There’s relatively little written about this film online (save a few dismissive reactions incensed by its lack of plotting), which is too bad considering its significant visual and structural wit. There is a lot of unforced humor–the teenager is faced with a competitive schemer who pathetically reverses his own tire trick, a laborious trap he sets to catch a monitor lizard unexpectedly captures a hungry child, behaviors in general are amusingly curt and infused with a weary desperation. Through it all, Woo seems to be both skewering and empathizing with behavioral patterns brought on by hard times, and suggesting ways in which his protagonists’ deeper ethical awareness could possibly bubble to the surface.
Maybe it’s fact that the excellent nonprofessional Iranian actor in this film, Ali Nicksolat, bears an uncanny resemblance to a young Jack Nicholson, but Rafi Pitts’ elegantly rendered drama kept reminded me of classic American films of the ’70s dealing with existential, working class issues, like Five Easy Pieces, Killer of Sheep, or Wanda. I’ve seen a good number of Iranian films, but none have so poignantly addressed the frustrations of middle class tradesmen unable to find meaningful work in an industrialized society. Iran’s high degree of unemployment has been in the news lately, but rather than appeal to international commentators, European-educated director Pitts has cast Iranian superstar Mitra Hajjar–in a film otherwise teeming with nonprofessionals, in effect playing themselves–and worked with the demands of the censors in order to gain an audience with the Iranian working class, a population of supreme concern for Mahmoud Dowlatabadi, whose 1969 novel Safar (The Trip) inspired the film.

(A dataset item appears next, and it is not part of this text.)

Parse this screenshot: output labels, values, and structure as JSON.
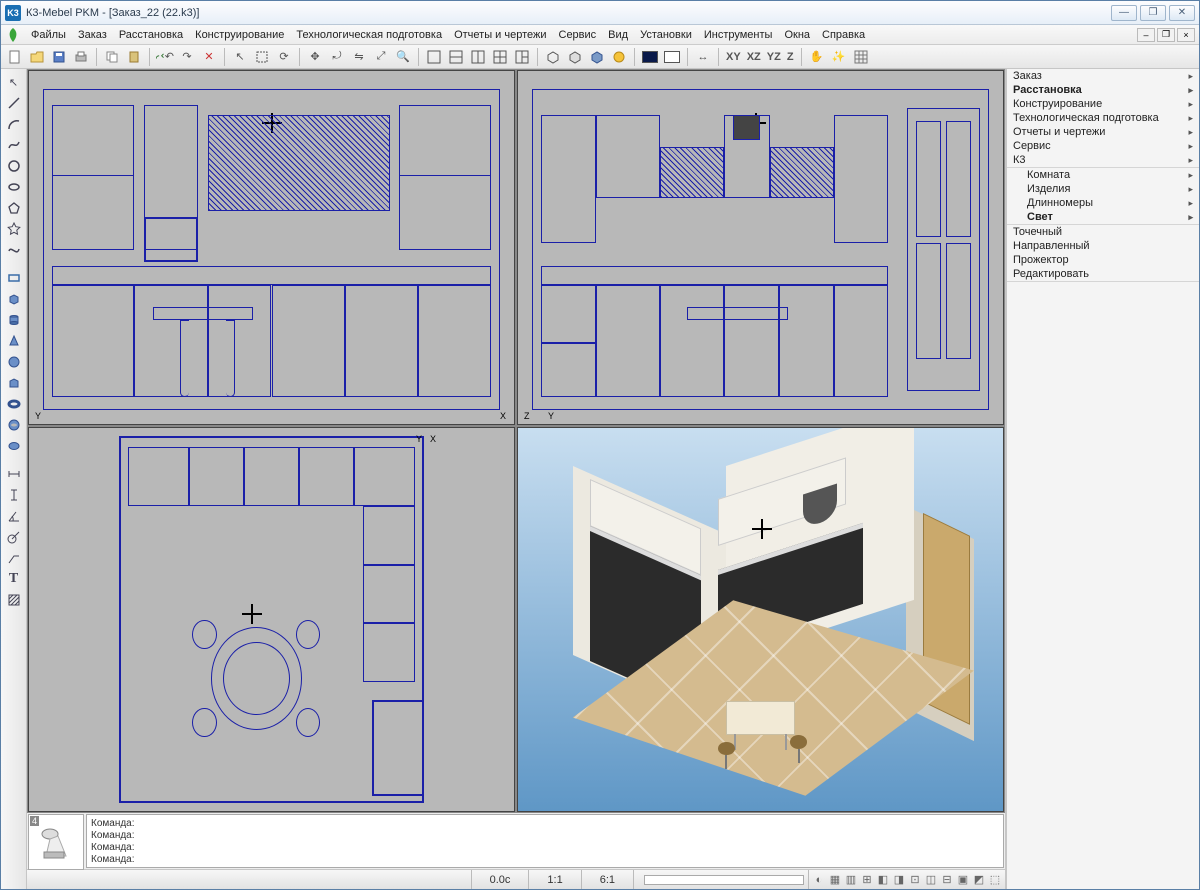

Like The Elephant and the Sea, the film also contrasts two characters; Mokhtar leaves his wife and daughter in order to seek work abroad, and Marhab (played by Nicksolat) is an adventurous drifter. The film begins with Mokhtar, but as his departure appears to be permanent, Marhab enters the narrative looking for a mechanic’s job while setting his romantic sights on Moktahr’s ex-wife, Khatoun (played by Hajjar). Pitts artfully infuses his melding of documentary and fiction with a reserved, iconic sense by shooting conversations from a distance, cutting off the dialogue and emphasizing moments: routine police checks, a flirtatious courtship, figures set against impenetrable landscapes of snow, twisting alleyways, and crowded garages. The plot races past pivotal moments to dwell on the incidents in between, as characters look, wait, arrive, and depart, underscoring the sense of working class impatience.
Mokhtar is restless; he knows he is skilled but is frustrated by his lack of opportunity, which causes him to live life spontaneously, always dreaming of a better future. But as much as the film conveys his inner dissatisfaction, it also suggests Khatoun’s quiet determination to raise her daughter and persevere through the transient men in her life. (“What I find fascinating with women,” Pitts says on the website for the region-2 DVD already released, “is that they are constantly in touch with reality, maybe itís because they give birth. Men seem to live more in a dream world, whereas women seem to deal with facts.”) In its steady gaze at the lives of men and women in working class Tehran, Pitts’ film is one of the strongest Iranian entries of recent years.